Although we have to emphasize that we are speculating here, it does make sense that this amplified northward migration of the ITCZ over South America will also influence the average position of the ITCZ over the tropical Atlantic – and in turn also over Africa.

Part of the semi-arid Sahel may get wetter, while the Congo Basin may actually dry out – and probably also from the South. Models meanwhile also show an East-West difference arising in Africa: East Africa will get more rain (although with large seasonal fluctuation) – while West Africa becomes more prone to droughts.

Back to the climate models, is back to one certainty: higher emissions, more drastic changes in tropical precipitation

But because science writers shouldn’t speculate too much, let’s end this one with what the actual climatologists say about tropical precipitation changes. In 2015 four researchers of the UK Met Office’s Hadley Centre published a study in Nature Climate Change, comparing different climate models.

They conclude that although all models show significant changes, they still differ in their geographic directions. However one thing is sure, they add: the total surface area of the tropics that will be subject to unprecedented changes, either drying or wetting, increases with the total anthropogenic greenhouse gas emissions.

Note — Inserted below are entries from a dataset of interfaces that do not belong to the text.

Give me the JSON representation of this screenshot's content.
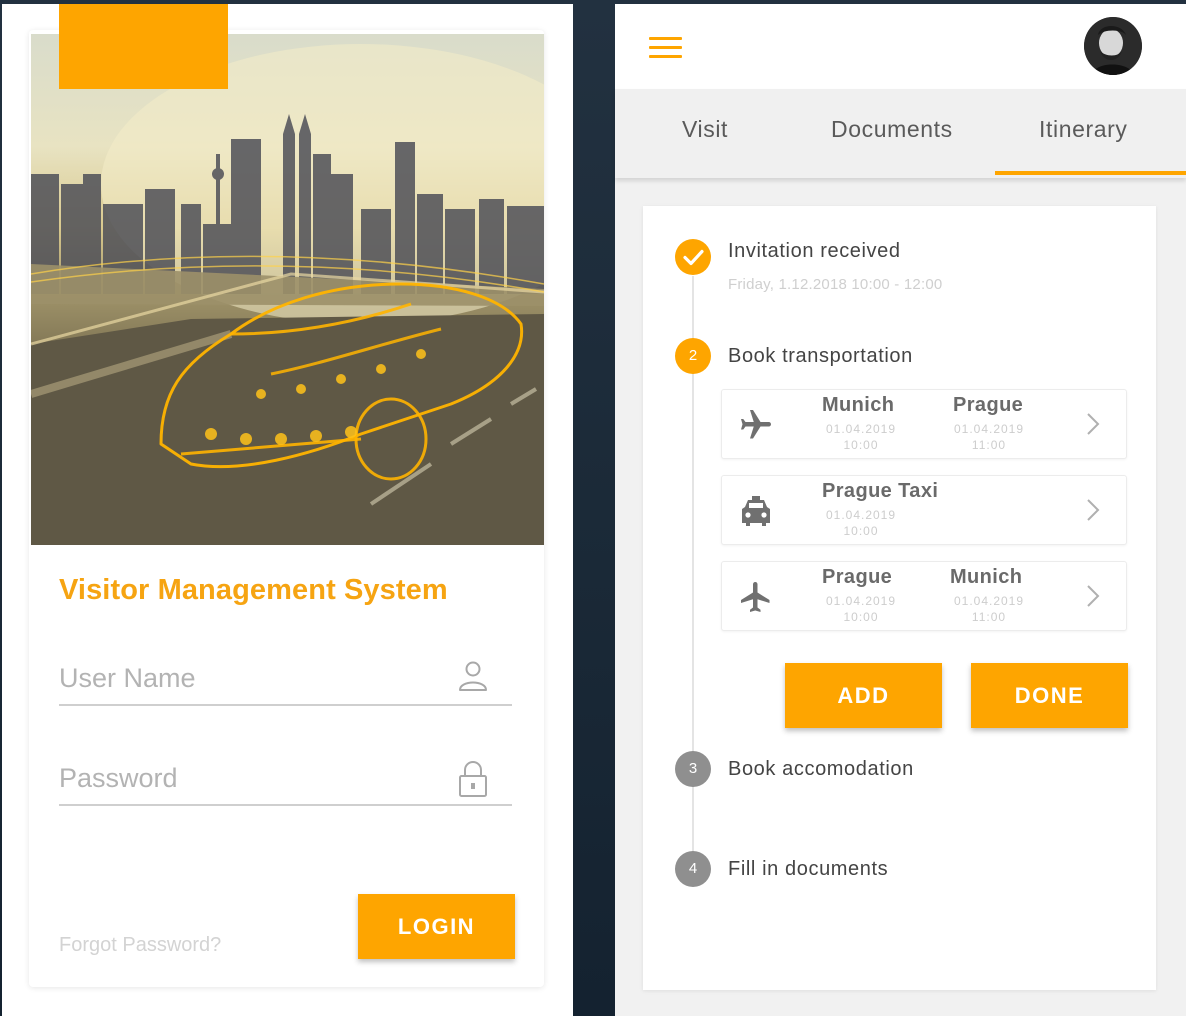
{
  "login": {
    "title": "Visitor Management System",
    "username": {
      "placeholder": "User Name",
      "value": "",
      "icon": "user-icon"
    },
    "password": {
      "placeholder": "Password",
      "value": "",
      "icon": "lock-icon"
    },
    "forgot_label": "Forgot Password?",
    "login_label": "LOGIN",
    "accent_color": "#fea500"
  },
  "itinerary": {
    "menu_icon": "hamburger-menu-icon",
    "avatar": "user-avatar",
    "tabs": [
      {
        "label": "Visit"
      },
      {
        "label": "Documents"
      },
      {
        "label": "Itinerary",
        "active": true
      }
    ],
    "steps": [
      {
        "number": "",
        "status": "done",
        "label": "Invitation received",
        "subtitle": "Friday, 1.12.2018 10:00 - 12:00"
      },
      {
        "number": "2",
        "status": "active",
        "label": "Book transportation"
      },
      {
        "number": "3",
        "status": "todo",
        "label": "Book accomodation"
      },
      {
        "number": "4",
        "status": "todo",
        "label": "Fill in documents"
      }
    ],
    "trips": [
      {
        "icon": "airplane-icon",
        "from": "Munich",
        "from_date": "01.04.2019",
        "from_time": "10:00",
        "to": "Prague",
        "to_date": "01.04.2019",
        "to_time": "11:00"
      },
      {
        "icon": "taxi-icon",
        "from": "Prague Taxi",
        "from_date": "01.04.2019",
        "from_time": "10:00"
      },
      {
        "icon": "airplane-icon",
        "from": "Prague",
        "from_date": "01.04.2019",
        "from_time": "10:00",
        "to": "Munich",
        "to_date": "01.04.2019",
        "to_time": "11:00"
      }
    ],
    "add_label": "ADD",
    "done_label": "DONE",
    "accent_color": "#fea500"
  }
}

The tropics are in for big changes, and for any ecosystem, whether rainforest, savanna, or anything else, change is never good.

© Rolf Schuttenhelm |

Comments are closed.